*** Block opens ***

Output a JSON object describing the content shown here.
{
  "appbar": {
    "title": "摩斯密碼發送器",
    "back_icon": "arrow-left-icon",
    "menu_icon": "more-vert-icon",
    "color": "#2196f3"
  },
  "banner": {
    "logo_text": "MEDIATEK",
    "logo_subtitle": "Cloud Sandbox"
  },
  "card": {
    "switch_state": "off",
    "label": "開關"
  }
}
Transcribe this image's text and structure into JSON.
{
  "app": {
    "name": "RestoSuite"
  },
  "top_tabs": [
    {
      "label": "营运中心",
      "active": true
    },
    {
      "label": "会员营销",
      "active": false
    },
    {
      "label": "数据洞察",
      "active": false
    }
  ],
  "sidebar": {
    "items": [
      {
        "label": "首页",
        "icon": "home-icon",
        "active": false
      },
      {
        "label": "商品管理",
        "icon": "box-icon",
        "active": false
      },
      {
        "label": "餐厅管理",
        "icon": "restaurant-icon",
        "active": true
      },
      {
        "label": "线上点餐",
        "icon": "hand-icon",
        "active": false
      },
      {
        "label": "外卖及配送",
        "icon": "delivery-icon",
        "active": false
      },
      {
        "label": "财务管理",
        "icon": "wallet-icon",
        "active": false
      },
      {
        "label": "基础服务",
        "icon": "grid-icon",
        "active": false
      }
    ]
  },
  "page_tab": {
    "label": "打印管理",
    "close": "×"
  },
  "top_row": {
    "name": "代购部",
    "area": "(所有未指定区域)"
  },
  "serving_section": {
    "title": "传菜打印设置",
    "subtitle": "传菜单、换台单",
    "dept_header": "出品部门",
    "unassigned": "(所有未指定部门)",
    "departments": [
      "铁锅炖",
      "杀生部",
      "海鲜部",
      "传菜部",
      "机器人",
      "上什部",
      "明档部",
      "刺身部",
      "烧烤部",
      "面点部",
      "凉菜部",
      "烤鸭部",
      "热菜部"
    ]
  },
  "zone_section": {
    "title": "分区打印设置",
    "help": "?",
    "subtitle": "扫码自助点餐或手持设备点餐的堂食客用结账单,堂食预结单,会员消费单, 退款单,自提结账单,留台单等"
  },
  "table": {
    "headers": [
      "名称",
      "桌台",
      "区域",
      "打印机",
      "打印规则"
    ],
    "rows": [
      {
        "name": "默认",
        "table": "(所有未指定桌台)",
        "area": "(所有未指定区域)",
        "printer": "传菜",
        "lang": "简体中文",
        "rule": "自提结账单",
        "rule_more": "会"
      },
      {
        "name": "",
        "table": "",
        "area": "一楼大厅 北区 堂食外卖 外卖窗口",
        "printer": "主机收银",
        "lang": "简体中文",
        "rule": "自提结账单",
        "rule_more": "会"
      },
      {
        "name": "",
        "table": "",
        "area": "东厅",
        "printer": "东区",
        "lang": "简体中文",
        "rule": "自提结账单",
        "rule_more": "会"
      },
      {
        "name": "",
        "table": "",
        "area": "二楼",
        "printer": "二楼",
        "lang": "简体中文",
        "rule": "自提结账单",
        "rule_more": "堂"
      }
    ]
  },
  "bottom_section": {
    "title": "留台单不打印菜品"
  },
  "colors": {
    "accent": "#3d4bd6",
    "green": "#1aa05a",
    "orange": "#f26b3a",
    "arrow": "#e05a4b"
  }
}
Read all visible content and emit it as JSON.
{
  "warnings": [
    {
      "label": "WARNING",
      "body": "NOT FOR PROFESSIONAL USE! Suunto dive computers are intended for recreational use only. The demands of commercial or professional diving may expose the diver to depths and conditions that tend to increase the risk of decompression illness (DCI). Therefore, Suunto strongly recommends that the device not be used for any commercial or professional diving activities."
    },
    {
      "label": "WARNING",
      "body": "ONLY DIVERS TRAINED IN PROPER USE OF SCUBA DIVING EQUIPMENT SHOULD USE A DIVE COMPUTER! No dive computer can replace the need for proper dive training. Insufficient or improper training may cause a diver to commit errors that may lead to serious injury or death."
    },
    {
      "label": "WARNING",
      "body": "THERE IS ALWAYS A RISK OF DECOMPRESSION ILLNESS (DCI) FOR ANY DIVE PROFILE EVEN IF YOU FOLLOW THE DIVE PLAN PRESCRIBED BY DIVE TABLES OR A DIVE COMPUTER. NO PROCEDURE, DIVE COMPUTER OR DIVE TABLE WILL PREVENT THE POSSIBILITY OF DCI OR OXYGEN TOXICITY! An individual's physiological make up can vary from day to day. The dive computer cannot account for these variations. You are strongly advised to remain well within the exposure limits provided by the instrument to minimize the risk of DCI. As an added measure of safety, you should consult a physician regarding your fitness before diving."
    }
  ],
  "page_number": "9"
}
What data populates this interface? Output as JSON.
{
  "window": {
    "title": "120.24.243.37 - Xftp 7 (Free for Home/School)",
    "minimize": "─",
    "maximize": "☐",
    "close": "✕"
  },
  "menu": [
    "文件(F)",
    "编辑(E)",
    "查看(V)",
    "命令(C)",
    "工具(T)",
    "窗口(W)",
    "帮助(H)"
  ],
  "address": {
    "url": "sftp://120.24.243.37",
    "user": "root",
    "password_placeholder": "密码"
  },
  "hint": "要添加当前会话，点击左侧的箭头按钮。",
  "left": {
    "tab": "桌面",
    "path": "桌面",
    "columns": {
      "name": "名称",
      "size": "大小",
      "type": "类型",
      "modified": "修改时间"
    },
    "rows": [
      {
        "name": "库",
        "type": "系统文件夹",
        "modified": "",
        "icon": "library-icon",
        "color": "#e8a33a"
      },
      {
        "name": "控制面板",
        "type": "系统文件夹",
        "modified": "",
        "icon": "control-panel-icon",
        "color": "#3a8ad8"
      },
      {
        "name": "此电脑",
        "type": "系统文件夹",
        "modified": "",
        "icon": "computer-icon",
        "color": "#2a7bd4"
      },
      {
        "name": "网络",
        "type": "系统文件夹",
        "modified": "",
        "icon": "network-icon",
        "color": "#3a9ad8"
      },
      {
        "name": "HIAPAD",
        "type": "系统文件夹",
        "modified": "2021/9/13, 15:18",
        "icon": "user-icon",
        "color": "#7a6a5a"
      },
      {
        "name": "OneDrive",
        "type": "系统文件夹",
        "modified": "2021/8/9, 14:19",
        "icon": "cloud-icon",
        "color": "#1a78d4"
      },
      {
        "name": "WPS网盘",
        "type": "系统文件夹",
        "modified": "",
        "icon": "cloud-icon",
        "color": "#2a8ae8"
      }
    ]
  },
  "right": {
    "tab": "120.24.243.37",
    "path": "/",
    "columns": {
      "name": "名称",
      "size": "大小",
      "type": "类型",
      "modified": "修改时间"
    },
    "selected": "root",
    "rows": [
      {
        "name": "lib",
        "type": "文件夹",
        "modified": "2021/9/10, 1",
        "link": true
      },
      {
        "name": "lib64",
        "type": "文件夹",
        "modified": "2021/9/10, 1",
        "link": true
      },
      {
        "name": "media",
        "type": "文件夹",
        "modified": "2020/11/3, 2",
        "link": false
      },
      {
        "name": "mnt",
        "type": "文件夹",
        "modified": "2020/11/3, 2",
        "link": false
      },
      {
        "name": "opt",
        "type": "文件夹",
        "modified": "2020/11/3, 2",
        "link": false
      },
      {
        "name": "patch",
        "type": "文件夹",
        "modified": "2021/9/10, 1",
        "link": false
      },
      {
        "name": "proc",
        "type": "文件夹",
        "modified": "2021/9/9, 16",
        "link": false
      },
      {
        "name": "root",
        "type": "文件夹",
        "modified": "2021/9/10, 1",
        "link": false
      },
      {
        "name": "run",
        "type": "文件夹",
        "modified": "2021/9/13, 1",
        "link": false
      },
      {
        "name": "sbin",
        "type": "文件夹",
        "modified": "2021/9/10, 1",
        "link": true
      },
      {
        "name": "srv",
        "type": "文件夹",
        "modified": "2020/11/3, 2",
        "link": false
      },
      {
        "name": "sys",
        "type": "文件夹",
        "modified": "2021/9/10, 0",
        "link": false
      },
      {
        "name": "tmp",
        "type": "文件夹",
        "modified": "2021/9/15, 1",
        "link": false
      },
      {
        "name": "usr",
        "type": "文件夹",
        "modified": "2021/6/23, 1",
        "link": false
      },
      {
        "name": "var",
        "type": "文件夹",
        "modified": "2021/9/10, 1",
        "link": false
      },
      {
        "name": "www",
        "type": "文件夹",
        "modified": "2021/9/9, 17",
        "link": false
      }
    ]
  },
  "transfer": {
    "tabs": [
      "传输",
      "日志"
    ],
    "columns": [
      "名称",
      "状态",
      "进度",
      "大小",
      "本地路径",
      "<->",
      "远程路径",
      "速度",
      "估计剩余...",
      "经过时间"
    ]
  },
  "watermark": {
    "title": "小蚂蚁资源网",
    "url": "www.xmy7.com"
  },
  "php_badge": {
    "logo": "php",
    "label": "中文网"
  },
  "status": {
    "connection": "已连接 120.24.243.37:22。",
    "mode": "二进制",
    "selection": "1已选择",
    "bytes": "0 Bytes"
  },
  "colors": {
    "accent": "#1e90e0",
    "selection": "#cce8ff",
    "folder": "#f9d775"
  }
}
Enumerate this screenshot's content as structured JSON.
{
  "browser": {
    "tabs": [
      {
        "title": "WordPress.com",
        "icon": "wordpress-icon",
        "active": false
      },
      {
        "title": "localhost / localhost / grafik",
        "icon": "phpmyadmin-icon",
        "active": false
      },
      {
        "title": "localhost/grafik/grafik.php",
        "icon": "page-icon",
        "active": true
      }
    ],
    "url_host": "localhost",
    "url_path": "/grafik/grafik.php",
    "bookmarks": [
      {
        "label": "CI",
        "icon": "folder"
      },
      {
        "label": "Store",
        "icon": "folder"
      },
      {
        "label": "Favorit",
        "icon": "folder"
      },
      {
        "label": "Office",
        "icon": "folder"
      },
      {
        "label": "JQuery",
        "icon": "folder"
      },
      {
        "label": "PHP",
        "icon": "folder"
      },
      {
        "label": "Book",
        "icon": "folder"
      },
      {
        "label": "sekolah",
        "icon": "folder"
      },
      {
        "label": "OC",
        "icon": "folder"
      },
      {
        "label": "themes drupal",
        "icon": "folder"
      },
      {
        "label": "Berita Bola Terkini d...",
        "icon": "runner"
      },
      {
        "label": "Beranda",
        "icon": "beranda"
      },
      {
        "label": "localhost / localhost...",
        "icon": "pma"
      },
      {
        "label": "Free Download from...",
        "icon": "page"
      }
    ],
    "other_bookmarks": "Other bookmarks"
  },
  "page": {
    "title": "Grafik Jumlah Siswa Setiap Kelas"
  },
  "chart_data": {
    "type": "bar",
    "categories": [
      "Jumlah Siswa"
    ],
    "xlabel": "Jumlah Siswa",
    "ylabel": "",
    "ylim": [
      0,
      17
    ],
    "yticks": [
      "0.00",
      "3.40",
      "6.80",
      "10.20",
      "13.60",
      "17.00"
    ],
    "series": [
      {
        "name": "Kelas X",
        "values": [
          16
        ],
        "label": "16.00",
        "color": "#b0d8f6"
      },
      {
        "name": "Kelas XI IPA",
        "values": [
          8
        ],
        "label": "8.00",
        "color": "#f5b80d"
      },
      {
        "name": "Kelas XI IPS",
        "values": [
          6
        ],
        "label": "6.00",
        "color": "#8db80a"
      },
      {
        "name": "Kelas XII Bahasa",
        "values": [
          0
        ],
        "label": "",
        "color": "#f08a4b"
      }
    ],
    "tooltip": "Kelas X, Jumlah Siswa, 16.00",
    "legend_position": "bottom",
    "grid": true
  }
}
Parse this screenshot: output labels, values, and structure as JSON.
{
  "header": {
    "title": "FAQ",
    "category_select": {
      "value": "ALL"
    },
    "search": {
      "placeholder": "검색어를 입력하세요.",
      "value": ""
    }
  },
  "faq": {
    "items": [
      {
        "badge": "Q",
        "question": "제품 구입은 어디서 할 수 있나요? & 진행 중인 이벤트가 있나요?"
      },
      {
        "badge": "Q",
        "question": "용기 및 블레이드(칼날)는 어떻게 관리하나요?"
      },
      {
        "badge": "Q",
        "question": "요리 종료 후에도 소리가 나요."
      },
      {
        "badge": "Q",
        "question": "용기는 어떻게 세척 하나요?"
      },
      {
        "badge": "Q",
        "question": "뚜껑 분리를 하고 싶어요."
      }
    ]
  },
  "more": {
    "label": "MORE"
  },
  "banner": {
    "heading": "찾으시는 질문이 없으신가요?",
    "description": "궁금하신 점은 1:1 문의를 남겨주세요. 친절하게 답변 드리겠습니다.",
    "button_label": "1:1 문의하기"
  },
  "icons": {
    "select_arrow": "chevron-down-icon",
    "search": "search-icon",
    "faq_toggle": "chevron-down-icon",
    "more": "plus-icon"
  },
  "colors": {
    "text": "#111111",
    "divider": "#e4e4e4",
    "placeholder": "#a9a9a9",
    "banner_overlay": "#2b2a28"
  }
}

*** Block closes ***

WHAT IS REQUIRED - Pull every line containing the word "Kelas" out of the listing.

EXERCISE ANSWER -
    "title": "Grafik Jumlah Siswa Setiap Kelas"
        "name": "Kelas X",
        "name": "Kelas XI IPA",
        "name": "Kelas XI IPS",
        "name": "Kelas XII Bahasa",
    "tooltip": "Kelas X, Jumlah Siswa, 16.00",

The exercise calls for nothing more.